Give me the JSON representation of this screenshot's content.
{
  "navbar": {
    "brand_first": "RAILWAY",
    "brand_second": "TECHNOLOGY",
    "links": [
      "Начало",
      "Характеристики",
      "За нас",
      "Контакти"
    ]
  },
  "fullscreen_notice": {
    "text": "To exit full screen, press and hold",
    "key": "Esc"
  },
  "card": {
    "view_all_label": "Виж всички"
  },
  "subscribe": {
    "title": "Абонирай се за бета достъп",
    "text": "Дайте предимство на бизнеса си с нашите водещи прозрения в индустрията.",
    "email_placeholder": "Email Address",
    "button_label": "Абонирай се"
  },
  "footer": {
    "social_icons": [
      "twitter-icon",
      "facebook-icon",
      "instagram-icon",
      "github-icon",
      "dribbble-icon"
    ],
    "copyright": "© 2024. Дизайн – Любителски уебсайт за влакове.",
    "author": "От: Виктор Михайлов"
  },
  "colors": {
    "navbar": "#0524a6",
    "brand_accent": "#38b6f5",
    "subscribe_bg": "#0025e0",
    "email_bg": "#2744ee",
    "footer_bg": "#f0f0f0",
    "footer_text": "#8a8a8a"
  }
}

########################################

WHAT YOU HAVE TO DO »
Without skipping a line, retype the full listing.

ANSWER FOR THE TASK »
Give me the JSON representation of this screenshot's content.
{
  "navbar": {
    "brand_first": "RAILWAY",
    "brand_second": "TECHNOLOGY",
    "links": [
      "Начало",
      "Характеристики",
      "За нас",
      "Контакти"
    ]
  },
  "fullscreen_notice": {
    "text": "To exit full screen, press and hold",
    "key": "Esc"
  },
  "card": {
    "view_all_label": "Виж всички"
  },
  "subscribe": {
    "title": "Абонирай се за бета достъп",
    "text": "Дайте предимство на бизнеса си с нашите водещи прозрения в индустрията.",
    "email_placeholder": "Email Address",
    "button_label": "Абонирай се"
  },
  "footer": {
    "social_icons": [
      "twitter-icon",
      "facebook-icon",
      "instagram-icon",
      "github-icon",
      "dribbble-icon"
    ],
    "copyright": "© 2024. Дизайн – Любителски уебсайт за влакове.",
    "author": "От: Виктор Михайлов"
  },
  "colors": {
    "navbar": "#0524a6",
    "brand_accent": "#38b6f5",
    "subscribe_bg": "#0025e0",
    "email_bg": "#2744ee",
    "footer_bg": "#f0f0f0",
    "footer_text": "#8a8a8a"
  }
}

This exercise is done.